Brilliantly Diverse, Savagely Witty, and on SACD for the First Time: Features Lively Production by Mitchell Froom and Standout Dynamics
Richard Thompson manages all of his usual superhuman feats on Rumor and Sigh. Rippled, vibrant guitar lines that sound like they're coming from four guitars? Check. Lyrics that expose the delicate quirks of human behavior in witty, truthful manners? Here. Engaging vocals that arrive as if they are sung only to you, the words doubling as whispered thoughts in your own head? Yep. But Rumor and Sigh goes further by featuring astute, lively production and well-planned arrangements that turn the 1991 album into one of the – if not the – most cohesive and accessible efforts of Thompson's storied career.
Mastered from the original master tapes and strictly limited to 2000 numbered copies, this hybrid SACD breathes with an effervescent openness that makes the music emerge with a livelier sheen, standout dynamics, and unstoppable energy. This definitive digital edition makes it immediately evident Rumor and Sigh endures as a very special album – a cohesive, varied, and fun set spiked with some of Thompson's finest compositions and an exoticism that extends to the modest use of the hurdy-gurdy, mandolin, concertina, and crumhorn.
Casual fans will likely even recognize the Mitchell Froom-produced release includes the incomparable "1952 Vincent Black Lightning," a motorcycle-based tale of desire, love, and death rightly recognized by Time magazine as one of its All Time 100 songs. It, and the other 13 tracks, takes on newfound radiance that showcases the brilliant range of Thompson's instrumentation and tone. You could plug in a guitar amplifier right next to you, connect a Fender, and strum. Yet you still wouldn't have the depth, intimacy, and detail afforded by this audiophile edition. It's that remarkable.
So is the diversity of the album's sonic signatures and themes. Opener "Read About Love" provides an electric-start jolt, its upbeat tempos, shimmering accents, and massive hooks framing Thompson's amusing story of an inexperienced introvert that applies pop-culture ideas of romance to the real thing.
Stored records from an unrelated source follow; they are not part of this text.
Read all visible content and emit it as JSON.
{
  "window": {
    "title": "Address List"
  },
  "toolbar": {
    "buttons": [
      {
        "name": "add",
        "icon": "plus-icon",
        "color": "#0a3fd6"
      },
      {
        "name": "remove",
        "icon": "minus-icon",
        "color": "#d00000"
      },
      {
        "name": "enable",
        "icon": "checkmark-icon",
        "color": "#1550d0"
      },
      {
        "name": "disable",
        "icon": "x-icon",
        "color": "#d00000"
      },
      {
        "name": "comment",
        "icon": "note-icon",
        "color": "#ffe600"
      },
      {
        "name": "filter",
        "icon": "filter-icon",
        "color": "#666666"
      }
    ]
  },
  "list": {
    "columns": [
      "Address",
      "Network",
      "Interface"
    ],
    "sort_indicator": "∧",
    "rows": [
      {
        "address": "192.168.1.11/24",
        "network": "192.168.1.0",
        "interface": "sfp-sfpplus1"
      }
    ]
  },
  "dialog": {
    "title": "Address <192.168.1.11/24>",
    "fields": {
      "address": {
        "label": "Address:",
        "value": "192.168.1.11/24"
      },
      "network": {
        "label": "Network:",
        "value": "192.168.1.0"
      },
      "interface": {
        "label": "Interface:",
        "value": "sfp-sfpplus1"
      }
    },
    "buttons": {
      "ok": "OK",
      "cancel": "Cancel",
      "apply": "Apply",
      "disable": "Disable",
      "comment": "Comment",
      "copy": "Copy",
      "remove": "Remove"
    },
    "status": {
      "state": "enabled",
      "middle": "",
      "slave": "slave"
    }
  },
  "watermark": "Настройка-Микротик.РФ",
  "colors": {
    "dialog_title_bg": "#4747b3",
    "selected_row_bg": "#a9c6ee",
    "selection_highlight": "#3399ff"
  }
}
The master wordsmith finds similar ironies in the mischievous intent of "I Feel So Good," a Celtic-flavored tune whose uplifting emotions contrast with the character's out-of-control desires. Humor further wriggles in the jaunty "Psycho Street" and spirited "Don't Sit on My Jimmy Shands," an enduring tribute to the Scottish accordionist and the pursuit of collecting rare 78 records.
The singer-songwriter's knack for accentuating biting contrast – and for delving into darker regions where jealousy, bitterness, and self-deprecation reside – pervades Rumor and Sigh in the same manner his band shades his every move with narrative skill. Just listen to the faint keyboard cues on "I Misunderstood" or Jim Keltner's crisp, hi-hat cracks on "You Dream Too Much." Of course, everyone stands aside for the folk-leaning "1952 Vincent Black Lightning," a solo tour de force of musicianship and lyricism that confirms Rumor and Sigh survives not only as one of the finest records of the 1990s – but one of the best platters of the last three decades.